About a fortnight ago, I was a panel speaker at a high level highly interactive forum at the Movenpick Ambassador Hotel in Accra on “Envisioning a Spatially Enabled Ghana”. During the panel discussion on “Towards Geo-enabled Agriculture”, I made a presentation on the services offered by Syecomp Business Services Ltd in the area of Geospatial Survey and Mapping services for smallholder and commercial farmers, and also for local and international agricultural development projects in Ghana. This article is to share with you a brief overview of what we mean by geo-enabled agriculture in the wider context of deploying spatial technologies in agriculture.
Ghana is blessed with abundant natural resources and agriculture is one of the mainstays of the Ghanaian economy. The agriculture sector in Ghana accounts for nearly one-quarter of the country’s GDP and provides employment to more than half of the country’s workforce. With the ever increasing population and the growing demand for food products, the need of the hour is to deploy modern technologies in the field of agriculture to make sure that crop production can be significantly increased without putting too much pressure on the limited available resources. The deployment of geo-enabled technologies in Agriculture which include Global Positioning Systems (GPS), Geographic Information Systems (GIS) and Remote Sensing is a unique game-changer to addressing the numerous constraints farmers face with regards climate variability, low crop yields and lack of precision knowledge in farming. To explain the technologies further:
GPS provides location and time information in all weather conditions, anywhere on or near the Earth.
Remote Sensing facilitates the acquisition of information without physical contact: Example; meteorological data, chemical concentrations in the atmosphere, soil water, soil minerals, land cover, land use, plant and crop health, etc.
GIS is designed to capture, store, manipulate, analyse, manage and present all types of geographical data: where things are, quantities and densities and finds what’s inside and what’s nearby.
With regards Precision Agriculture, it is a farm management concept based on observing, measuring and responding to inter and intra field variability in crops. Precision farming effectively aims at matching farm practices closely to crop need, protecting and limiting environmental risk and boosting competitiveness through efficient practices.

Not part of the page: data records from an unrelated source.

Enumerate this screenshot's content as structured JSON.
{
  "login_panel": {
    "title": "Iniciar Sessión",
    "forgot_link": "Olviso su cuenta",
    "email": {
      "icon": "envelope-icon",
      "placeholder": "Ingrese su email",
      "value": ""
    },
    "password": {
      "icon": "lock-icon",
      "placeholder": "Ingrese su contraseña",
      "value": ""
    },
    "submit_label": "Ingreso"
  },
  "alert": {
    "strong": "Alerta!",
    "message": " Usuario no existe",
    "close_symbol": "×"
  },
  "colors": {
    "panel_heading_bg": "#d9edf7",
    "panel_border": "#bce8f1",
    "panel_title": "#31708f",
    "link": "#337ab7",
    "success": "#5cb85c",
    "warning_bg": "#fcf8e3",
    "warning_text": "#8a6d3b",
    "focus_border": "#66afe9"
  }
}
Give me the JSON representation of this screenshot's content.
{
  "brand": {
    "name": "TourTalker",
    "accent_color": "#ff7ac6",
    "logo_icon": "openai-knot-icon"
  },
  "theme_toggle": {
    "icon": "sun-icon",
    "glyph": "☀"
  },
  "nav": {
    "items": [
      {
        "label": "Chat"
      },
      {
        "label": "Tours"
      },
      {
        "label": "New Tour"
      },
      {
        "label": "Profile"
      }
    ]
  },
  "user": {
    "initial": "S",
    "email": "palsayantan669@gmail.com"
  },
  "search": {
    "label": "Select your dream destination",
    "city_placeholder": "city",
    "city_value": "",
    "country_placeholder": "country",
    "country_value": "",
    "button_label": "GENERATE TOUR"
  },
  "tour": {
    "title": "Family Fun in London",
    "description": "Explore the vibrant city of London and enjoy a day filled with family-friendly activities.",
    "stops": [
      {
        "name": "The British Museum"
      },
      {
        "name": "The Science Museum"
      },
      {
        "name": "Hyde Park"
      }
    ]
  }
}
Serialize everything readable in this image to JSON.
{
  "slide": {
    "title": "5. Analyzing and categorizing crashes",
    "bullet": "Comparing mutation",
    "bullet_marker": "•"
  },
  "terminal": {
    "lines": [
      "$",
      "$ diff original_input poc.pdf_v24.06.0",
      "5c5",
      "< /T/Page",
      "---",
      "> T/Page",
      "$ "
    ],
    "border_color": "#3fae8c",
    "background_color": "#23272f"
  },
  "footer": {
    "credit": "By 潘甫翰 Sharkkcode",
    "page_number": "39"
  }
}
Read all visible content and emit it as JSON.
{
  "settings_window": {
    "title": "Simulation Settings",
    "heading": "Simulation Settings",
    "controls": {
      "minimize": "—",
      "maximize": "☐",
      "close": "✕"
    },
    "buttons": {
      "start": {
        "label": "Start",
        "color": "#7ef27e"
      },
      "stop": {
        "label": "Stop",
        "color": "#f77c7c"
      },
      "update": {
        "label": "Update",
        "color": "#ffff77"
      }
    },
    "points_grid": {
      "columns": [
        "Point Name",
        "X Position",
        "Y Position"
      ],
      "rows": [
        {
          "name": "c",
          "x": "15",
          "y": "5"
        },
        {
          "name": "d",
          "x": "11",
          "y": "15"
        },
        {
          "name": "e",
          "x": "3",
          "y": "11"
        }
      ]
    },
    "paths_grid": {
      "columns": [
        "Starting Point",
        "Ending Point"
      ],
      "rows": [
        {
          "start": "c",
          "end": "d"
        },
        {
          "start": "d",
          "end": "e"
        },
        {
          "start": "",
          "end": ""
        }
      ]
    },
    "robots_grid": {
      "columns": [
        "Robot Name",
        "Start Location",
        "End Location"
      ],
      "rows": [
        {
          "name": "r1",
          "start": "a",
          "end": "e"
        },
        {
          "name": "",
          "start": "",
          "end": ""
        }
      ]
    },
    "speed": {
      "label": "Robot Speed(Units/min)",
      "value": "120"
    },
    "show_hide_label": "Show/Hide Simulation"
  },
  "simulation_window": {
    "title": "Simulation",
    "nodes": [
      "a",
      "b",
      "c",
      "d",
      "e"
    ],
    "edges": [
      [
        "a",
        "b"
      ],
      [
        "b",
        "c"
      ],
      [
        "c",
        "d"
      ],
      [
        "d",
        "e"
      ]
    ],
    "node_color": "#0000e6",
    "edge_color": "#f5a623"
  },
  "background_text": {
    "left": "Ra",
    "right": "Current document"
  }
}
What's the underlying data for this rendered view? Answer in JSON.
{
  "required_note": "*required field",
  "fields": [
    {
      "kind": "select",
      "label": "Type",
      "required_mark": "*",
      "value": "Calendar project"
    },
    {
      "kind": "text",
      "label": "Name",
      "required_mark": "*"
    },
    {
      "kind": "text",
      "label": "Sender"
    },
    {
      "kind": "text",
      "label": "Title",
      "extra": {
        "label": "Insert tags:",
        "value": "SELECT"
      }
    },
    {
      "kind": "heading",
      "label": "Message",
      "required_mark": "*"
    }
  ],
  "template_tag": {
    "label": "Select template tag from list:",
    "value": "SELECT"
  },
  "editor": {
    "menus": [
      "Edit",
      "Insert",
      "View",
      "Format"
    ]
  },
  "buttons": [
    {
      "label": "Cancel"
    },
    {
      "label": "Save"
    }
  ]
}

To this end geospatial technologies involves capturing farm data and undertaking a characterization of variability for effective decision-making and implementation practices at the farm level.
Further, other benefits of deploying geospatial technologies include determining the location of agri-businesses including tractor, storage, aggregation points, et al being guided by a reliable geo-database. In addition, it is very essential for private enterprises venturing into rain-fed large scale commercial grain farming in Ghana to effectively make use of geospatial information otherwise it will be suicidal for them.
The benefits from geospatial technology use in agriculture are quite numerous and a lot is still under research. Let us explore the innovative uses and increase the yields from our farms.
PS: Special thanks to co-panelists: Dr. Nanam Dziedzoave (CSIR), Nana Oforiwaa Koranteng (CIDA Ghana) and Mr. Foster Mensah (CERSGIS) for excellent presentations for reference.
Solomon Elorm Allavi
GIS Specialist, Syecomp Ltd, Accra
Phone: +233 20 144 2191